He and his wife Sadie bequeathed their collection to the Perkins School of Theology, which houses the "Sadie and David Lefkowitz Collection of Judaica".[1] Sadie Lefkowitz was also active in the National Association of Temple Sisterhoods.[2] A Mason, Rabbi Lefkowitz continued to attend meetings knowing that Klansmen were present. He discussed incidents of violence to convince other members that the Klan was inhibiting progress of their booming city.[3]

Early life and education[edit]

David Lefkowitz was born in 1875 in Eperies, Hungary, then part of the Austro-Hungarian Empire. Together with his widowed mother and two brothers, he immigrated as a child about 1881 to New York City in the United States. Because his mother was struggling financially, she placed David and one of his brothers in the Hebrew Orphan Asylum for care. There they learned English, started school and grew up.[4]

Lefkowitz graduated from City College of New York in 1894. He completed graduate studies at University of Cincinnati in 1899, and was ordained at Hebrew Union College in the same city in 1900.[4]

Marriage and family[edit]

After getting a permanent position as rabbi, in 1901 Lefkowitz married Sadie Braham of Cincinnati, Ohio. They had four children together: Lewis, Harry, Helen and David Jr.

David Jr. also became a rabbi.

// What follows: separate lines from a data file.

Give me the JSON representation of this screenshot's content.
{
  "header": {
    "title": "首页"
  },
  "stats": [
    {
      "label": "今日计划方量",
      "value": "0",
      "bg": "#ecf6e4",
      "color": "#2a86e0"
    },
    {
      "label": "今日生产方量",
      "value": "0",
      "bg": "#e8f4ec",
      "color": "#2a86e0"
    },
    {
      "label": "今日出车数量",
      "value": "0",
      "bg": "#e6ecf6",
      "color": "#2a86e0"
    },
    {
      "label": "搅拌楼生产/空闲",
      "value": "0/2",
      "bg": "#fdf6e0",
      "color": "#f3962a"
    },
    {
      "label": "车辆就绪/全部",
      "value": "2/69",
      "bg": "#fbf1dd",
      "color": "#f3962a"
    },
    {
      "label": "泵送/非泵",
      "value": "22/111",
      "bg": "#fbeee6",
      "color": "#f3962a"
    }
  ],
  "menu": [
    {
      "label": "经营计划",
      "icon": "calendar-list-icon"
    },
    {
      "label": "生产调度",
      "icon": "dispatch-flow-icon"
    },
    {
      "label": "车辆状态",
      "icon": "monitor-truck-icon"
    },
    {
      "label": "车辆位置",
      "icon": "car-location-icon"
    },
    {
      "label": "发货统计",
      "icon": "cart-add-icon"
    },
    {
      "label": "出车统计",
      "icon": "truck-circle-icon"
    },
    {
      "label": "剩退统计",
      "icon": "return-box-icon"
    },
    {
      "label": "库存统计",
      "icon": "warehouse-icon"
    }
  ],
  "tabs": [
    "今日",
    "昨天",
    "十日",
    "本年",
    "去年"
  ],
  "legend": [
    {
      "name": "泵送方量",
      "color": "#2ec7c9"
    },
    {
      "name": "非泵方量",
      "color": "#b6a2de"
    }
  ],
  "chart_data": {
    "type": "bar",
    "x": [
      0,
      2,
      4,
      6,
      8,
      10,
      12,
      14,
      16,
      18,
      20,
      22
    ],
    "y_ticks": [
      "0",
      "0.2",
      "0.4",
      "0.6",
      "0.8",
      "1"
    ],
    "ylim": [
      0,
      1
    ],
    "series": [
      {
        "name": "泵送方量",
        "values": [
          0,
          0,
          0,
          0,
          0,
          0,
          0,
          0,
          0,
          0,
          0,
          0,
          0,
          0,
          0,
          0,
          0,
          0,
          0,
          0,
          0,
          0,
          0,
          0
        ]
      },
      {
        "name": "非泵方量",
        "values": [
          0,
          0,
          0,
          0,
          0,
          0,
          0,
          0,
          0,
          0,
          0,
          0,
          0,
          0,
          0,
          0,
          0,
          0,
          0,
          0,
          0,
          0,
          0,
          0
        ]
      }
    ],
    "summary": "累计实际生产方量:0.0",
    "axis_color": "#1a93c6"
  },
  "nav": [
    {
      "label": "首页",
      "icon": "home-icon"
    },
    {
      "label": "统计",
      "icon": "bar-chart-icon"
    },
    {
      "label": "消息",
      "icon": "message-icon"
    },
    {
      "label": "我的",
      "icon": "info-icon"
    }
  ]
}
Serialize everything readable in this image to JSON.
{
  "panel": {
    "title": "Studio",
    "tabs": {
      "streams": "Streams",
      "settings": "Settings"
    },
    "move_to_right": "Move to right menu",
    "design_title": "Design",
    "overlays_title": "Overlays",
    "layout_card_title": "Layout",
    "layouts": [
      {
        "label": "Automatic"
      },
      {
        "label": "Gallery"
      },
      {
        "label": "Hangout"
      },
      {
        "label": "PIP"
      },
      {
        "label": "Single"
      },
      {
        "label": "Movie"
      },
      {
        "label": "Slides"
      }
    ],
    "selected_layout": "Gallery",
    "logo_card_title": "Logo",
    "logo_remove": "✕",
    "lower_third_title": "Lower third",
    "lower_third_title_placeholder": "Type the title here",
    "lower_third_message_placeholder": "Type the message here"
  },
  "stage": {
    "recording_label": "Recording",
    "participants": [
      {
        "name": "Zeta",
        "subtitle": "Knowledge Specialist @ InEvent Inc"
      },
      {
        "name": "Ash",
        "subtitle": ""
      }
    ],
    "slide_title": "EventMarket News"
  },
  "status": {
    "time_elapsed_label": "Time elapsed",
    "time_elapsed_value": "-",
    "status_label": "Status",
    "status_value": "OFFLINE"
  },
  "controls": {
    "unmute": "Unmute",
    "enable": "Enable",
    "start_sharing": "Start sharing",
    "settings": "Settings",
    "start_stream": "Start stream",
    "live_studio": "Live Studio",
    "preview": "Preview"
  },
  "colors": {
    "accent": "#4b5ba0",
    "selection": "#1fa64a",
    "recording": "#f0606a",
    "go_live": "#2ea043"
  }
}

Later he was assistant to his father at Temple Emanu-El in Dallas from 1937 to 1940.

Career[edit]

Lefkowitz first led Temple B'nai Jeshurun, a congregation in Dayton, Ohio, from 1900 to 1920.

In 1920 Lefkowitz went to Dallas to Temple Emanu-El, where he served until 1949. A growing industrial city, Dallas attracted both black and white migrants from rural areas, as well as European immigrants, making for a volatile social mix. The rapid changes aroused the fears that encouraged growth of the Ku Klux Klan in the city.[5] Lefkowitz was one of the civic leaders who spoke against the Klan. He became a Mason and knew that Klansmen attended their meetings. He appealed to civic spirit by telling how the KKK's hostility to newcomers and violent incidents would work against the city's reputation and growth.[3]

While in Dallas, Lefkowitz helped organize "TAMC Hillel Club" (Texas A&M Hillel), the oldest Hillel Foundation organization in the United States,[6] three years before the national Hillel Foundation was organized at the University of Illinois. The group had begun in 1916 as the "TAMC Menorah Club," brought together by Dr. Jacob Joseph Taubenhaus (the chief of plant pathology and physiology at the Agricultural and Mechanical College in College Station (later Texas A&M), and his wife Esther Taubenhaus.[7]

Lefkowitz became interested in the history of Jews in Texas. He and Rabbi Henry Cohen of Galveston interviewed many early settlers and their families, to gather accounts of German Jews as well as later Jews from eastern Europe. They wrote a historical account of Jewish Texans for the Texas Centennial in 1936.[8]

See also[edit]

References[edit]

  1. ^ a b c Kerry M. Olitzky, Marc Lee Raphael, The American Synagogue: A Historical Dictionary and Sourcebook, Greenwood Publishing, 1996, pp. 340-341
  2. ^ Shuly Schwartz, The Rabbi's Wife: The Rebbetzin in American Jewish Life, New York University Press, 2006, p.
  3. ^ a b Patricia Evridge Hill, Dallas: The Making of a Modern City, University of Texas Press, 1996, p. 102
  4. ^ a b "David Lefkowitz, Sr. Papers", American Jewish Archives, 2000, accessed 2 November 2012
  5. ^ Kenneth Jackson, The Klan in the City
  6. ^ Texas A&M Hillel History Texas A&M Hillel Retrieved on 2008-07-09
  7. ^ Gabrielle Birkner (2005-05-06). "A Cushy Fit In Bush Country". The Jewish Week. Archived from the original on May 16, 2005. Retrieved 2007-12-30. 
  8. ^ Jimmy Kessler (2008-01-17). "JEWS". Texas State Historical Association. Retrieved 2009-01-15.